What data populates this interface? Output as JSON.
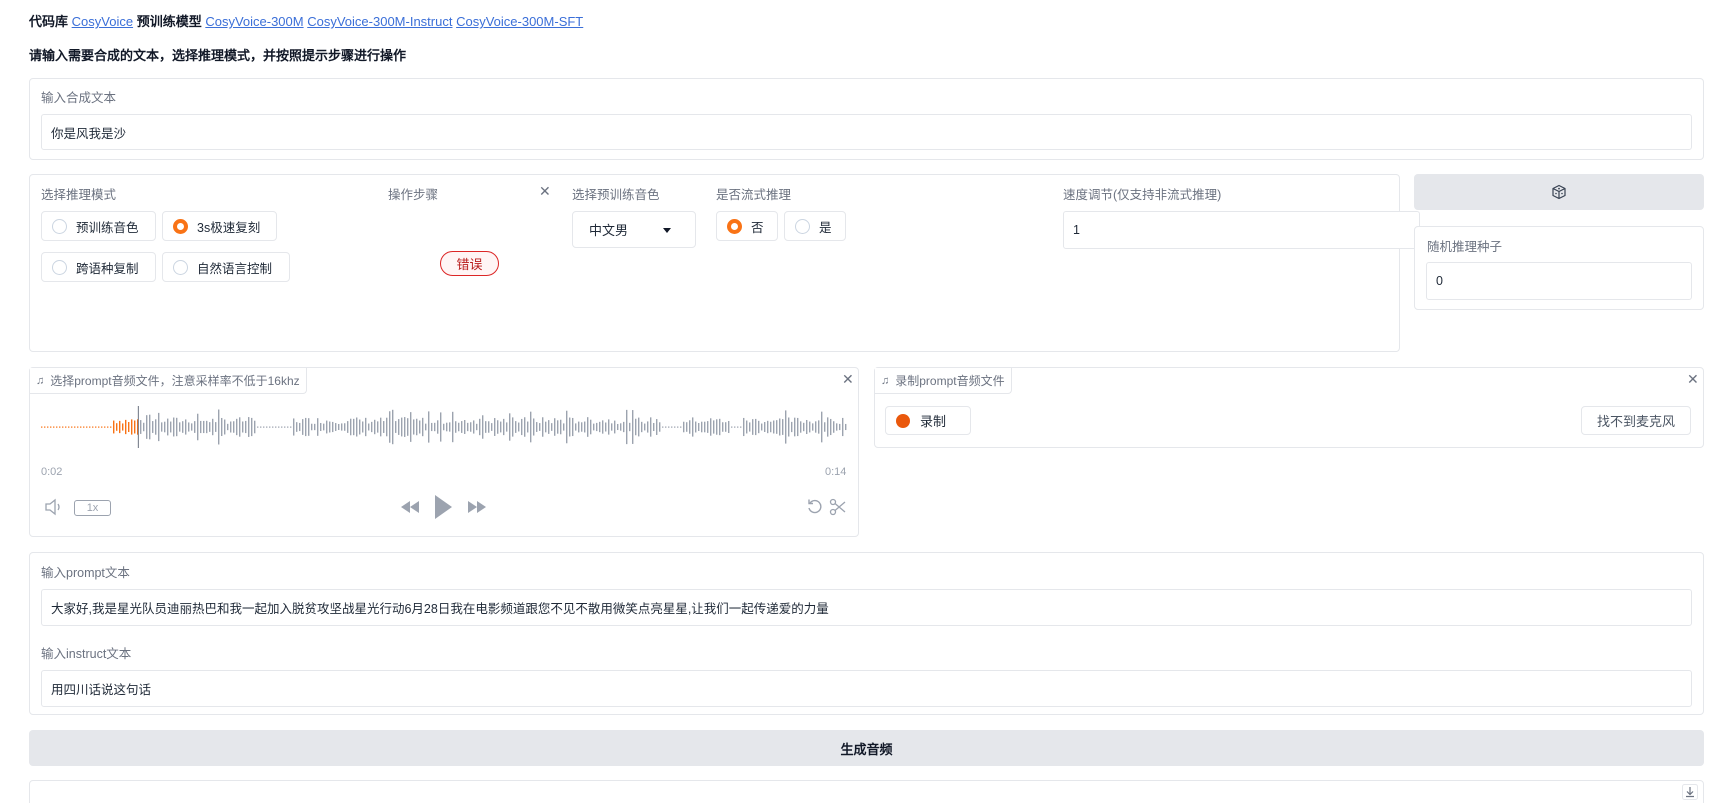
{
  "header": {
    "repo_label": "代码库",
    "repo_link": "CosyVoice",
    "models_label": "预训练模型",
    "models": [
      "CosyVoice-300M",
      "CosyVoice-300M-Instruct",
      "CosyVoice-300M-SFT"
    ]
  },
  "instruction": "请输入需要合成的文本，选择推理模式，并按照提示步骤进行操作",
  "tts_input": {
    "label": "输入合成文本",
    "value": "你是风我是沙"
  },
  "mode": {
    "label": "选择推理模式",
    "options": [
      "预训练音色",
      "3s极速复刻",
      "跨语种复制",
      "自然语言控制"
    ],
    "selected": "3s极速复刻"
  },
  "steps": {
    "label": "操作步骤",
    "status": "错误"
  },
  "voice": {
    "label": "选择预训练音色",
    "value": "中文男"
  },
  "stream": {
    "label": "是否流式推理",
    "options": [
      "否",
      "是"
    ],
    "selected": "否"
  },
  "speed": {
    "label": "速度调节(仅支持非流式推理)",
    "value": "1"
  },
  "seed": {
    "label": "随机推理种子",
    "value": "0",
    "button_icon": "dice-icon"
  },
  "prompt_audio": {
    "label": "选择prompt音频文件，注意采样率不低于16khz",
    "current_time": "0:02",
    "duration": "0:14",
    "playback_rate": "1x",
    "progress": 0.12
  },
  "record": {
    "label": "录制prompt音频文件",
    "record_label": "录制",
    "mic_label": "找不到麦克风"
  },
  "prompt_text": {
    "label": "输入prompt文本",
    "value": "大家好,我是星光队员迪丽热巴和我一起加入脱贫攻坚战星光行动6月28日我在电影频道跟您不见不散用微笑点亮星星,让我们一起传递爱的力量"
  },
  "instruct_text": {
    "label": "输入instruct文本",
    "value": "用四川话说这句话"
  },
  "generate": {
    "label": "生成音频"
  },
  "colors": {
    "accent": "#f97316",
    "link": "#3b6fd8",
    "error": "#dc2626"
  }
}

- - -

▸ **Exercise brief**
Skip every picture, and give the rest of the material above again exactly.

▸ **Solution to this task**
What data populates this interface? Output as JSON.
{
  "header": {
    "repo_label": "代码库",
    "repo_link": "CosyVoice",
    "models_label": "预训练模型",
    "models": [
      "CosyVoice-300M",
      "CosyVoice-300M-Instruct",
      "CosyVoice-300M-SFT"
    ]
  },
  "instruction": "请输入需要合成的文本，选择推理模式，并按照提示步骤进行操作",
  "tts_input": {
    "label": "输入合成文本",
    "value": "你是风我是沙"
  },
  "mode": {
    "label": "选择推理模式",
    "options": [
      "预训练音色",
      "3s极速复刻",
      "跨语种复制",
      "自然语言控制"
    ],
    "selected": "3s极速复刻"
  },
  "steps": {
    "label": "操作步骤",
    "status": "错误"
  },
  "voice": {
    "label": "选择预训练音色",
    "value": "中文男"
  },
  "stream": {
    "label": "是否流式推理",
    "options": [
      "否",
      "是"
    ],
    "selected": "否"
  },
  "speed": {
    "label": "速度调节(仅支持非流式推理)",
    "value": "1"
  },
  "seed": {
    "label": "随机推理种子",
    "value": "0",
    "button_icon": "dice-icon"
  },
  "prompt_audio": {
    "label": "选择prompt音频文件，注意采样率不低于16khz",
    "current_time": "0:02",
    "duration": "0:14",
    "playback_rate": "1x",
    "progress": 0.12
  },
  "record": {
    "label": "录制prompt音频文件",
    "record_label": "录制",
    "mic_label": "找不到麦克风"
  },
  "prompt_text": {
    "label": "输入prompt文本",
    "value": "大家好,我是星光队员迪丽热巴和我一起加入脱贫攻坚战星光行动6月28日我在电影频道跟您不见不散用微笑点亮星星,让我们一起传递爱的力量"
  },
  "instruct_text": {
    "label": "输入instruct文本",
    "value": "用四川话说这句话"
  },
  "generate": {
    "label": "生成音频"
  },
  "colors": {
    "accent": "#f97316",
    "link": "#3b6fd8",
    "error": "#dc2626"
  }
}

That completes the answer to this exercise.